Pictorial photography was born in 1891 as an international undertaking, organized and steered by amateur photographers who were devoted to the artistic possibilities of the medium. Early on, they seized upon the Victorian photographer Julia Margaret Cameron as one of their chief forerunners. In an 1891 issue of Sun Artists, for example, Peter Henry Emerson called Cameron an “old master” of photography, and later that year, in Sun & Shade, the editors published Cameron’s portrait of Christina Spartali, untitled during Cameron’s time but here printed in photogravure and titled A Dalmatian Maid.

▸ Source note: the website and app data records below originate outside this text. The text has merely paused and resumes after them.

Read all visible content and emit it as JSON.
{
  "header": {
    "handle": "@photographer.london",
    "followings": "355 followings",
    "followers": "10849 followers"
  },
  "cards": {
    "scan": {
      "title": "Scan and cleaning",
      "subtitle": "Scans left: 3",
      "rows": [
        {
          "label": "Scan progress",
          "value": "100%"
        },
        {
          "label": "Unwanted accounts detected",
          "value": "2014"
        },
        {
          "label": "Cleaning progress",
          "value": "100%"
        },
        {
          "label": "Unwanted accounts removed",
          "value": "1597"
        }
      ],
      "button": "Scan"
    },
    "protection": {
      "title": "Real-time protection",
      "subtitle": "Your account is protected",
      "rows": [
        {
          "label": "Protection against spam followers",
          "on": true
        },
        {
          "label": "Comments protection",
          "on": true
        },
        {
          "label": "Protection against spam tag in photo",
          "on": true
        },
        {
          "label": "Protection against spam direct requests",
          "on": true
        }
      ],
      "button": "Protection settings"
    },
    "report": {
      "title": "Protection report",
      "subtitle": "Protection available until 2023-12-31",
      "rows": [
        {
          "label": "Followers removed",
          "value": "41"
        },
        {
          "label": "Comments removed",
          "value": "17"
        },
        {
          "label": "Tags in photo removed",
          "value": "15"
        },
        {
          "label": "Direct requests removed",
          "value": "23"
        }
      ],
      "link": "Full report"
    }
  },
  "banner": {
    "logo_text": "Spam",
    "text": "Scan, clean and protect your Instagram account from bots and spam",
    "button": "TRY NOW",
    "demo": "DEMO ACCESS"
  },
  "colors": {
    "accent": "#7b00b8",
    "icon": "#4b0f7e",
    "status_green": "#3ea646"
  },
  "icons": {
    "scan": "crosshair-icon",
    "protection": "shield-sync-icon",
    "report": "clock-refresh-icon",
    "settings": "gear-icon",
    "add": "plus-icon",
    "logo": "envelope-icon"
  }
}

This monthly artistic portfolio printed by Ernest Edwards’ New York Photo-Gravure Company is a self-described Picture Periodical without Letter Press. In its first year, the publication grew from less than fifty subscribers to a monthly edition of four thousand. Responding to interest in a “higher grade of pictures” with emphasis on quality rather than quantity, the magazine transformed itself from its original concept of a “Photographic Record of Events” to an “Artistic Periodical.” By the fifth issue in January 1889, the shift was taking place; the lesser quality photomechanical method of photolithography was abandoned, and reproductions were by photogravure and “photogelatin” (collotype) only. Each issue typically featured a portfolio of eight high-quality, large photogravures and collotypes of artwork and artistic photography of leading artists and photographers of the day. 
Foster, Sheila J, Manfred Heiting, and Rachel Stuhlman. Imagining Paradise: The Richard and Ronay Menschel Library at George Eastman House, Rochester. Göttingen: Steidl, 2007 p. 196

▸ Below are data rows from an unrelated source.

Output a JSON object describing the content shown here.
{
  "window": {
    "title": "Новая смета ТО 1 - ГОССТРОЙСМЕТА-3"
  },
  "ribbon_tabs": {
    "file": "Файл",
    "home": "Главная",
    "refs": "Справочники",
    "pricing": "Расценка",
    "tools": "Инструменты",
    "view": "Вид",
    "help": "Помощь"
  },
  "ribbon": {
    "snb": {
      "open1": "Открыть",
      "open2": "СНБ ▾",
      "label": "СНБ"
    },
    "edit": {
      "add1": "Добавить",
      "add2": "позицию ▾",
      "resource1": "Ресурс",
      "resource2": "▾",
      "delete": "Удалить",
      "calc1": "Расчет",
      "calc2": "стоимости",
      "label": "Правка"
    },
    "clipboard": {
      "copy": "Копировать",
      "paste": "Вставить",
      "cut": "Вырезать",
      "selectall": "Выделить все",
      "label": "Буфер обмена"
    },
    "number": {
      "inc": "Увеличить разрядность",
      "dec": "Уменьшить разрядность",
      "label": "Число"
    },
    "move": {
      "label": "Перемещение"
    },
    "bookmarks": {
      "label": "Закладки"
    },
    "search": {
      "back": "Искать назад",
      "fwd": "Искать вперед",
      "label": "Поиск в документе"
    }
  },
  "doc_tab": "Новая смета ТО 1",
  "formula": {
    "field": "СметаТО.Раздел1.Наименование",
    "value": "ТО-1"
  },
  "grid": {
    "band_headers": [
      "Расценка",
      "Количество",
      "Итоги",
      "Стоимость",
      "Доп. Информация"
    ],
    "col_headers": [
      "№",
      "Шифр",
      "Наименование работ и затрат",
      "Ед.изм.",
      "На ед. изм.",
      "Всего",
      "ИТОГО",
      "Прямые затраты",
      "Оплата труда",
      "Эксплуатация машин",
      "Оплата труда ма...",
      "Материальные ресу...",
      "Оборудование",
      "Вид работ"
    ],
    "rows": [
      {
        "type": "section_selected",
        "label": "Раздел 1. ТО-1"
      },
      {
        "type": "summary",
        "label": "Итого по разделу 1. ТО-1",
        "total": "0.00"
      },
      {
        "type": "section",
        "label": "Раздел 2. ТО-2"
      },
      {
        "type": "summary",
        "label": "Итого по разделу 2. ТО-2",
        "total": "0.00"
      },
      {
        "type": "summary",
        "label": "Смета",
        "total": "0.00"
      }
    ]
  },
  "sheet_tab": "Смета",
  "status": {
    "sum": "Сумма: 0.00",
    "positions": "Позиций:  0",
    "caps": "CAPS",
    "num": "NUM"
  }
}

Cox, Julian, Colin Ford, Joanne Lukitsh, and Philippa Wright. Julia Margaret Cameron: The Complete Photographs. London: Thames & Hudson in association with the J. Paul Getty Museum, Los Angeles and the National Museum of Photography, Film & Televison, Bradford, 2003. no. 463

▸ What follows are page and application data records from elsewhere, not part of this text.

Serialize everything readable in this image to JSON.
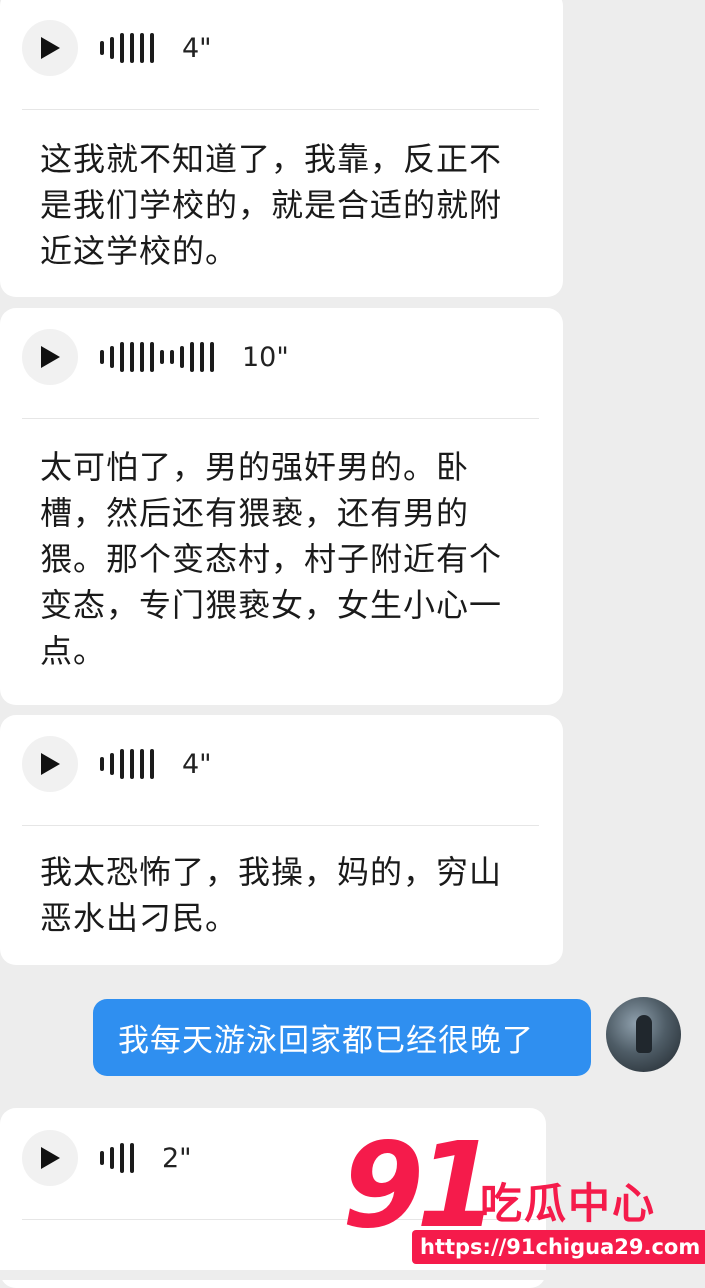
{
  "messages": [
    {
      "duration": "4\"",
      "text": "这我就不知道了，我靠，反正不是我们学校的，就是合适的就附近这学校的。"
    },
    {
      "duration": "10\"",
      "text": "太可怕了，男的强奸男的。卧槽，然后还有猥亵，还有男的猥。那个变态村，村子附近有个变态，专门猥亵女，女生小心一点。"
    },
    {
      "duration": "4\"",
      "text": "我太恐怖了，我操，妈的，穷山恶水出刁民。"
    },
    {
      "duration": "2\""
    }
  ],
  "outgoing": {
    "text": "我每天游泳回家都已经很晚了"
  },
  "watermark": {
    "number": "91",
    "name": "吃瓜中心",
    "url": "https://91chigua29.com"
  },
  "colors": {
    "background": "#ededed",
    "bubble": "#ffffff",
    "outgoing_bubble": "#2f8ff0",
    "watermark": "#f51b4b"
  },
  "icons": {
    "play": "play-icon",
    "waveform": "waveform-icon"
  }
}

 Foster, Sheila J. Imagining Paradise: The Richard and Ronay Menschel Library at George Eastman House, Rochester. Rochester, NY: George Eastman House, 2007. p. 197
“Julia Margaret Cameron’s Dalmatian Maid: A Pictorialist Transformation” Jeff H. Rosen, Higher Learning Commission RIT Symposium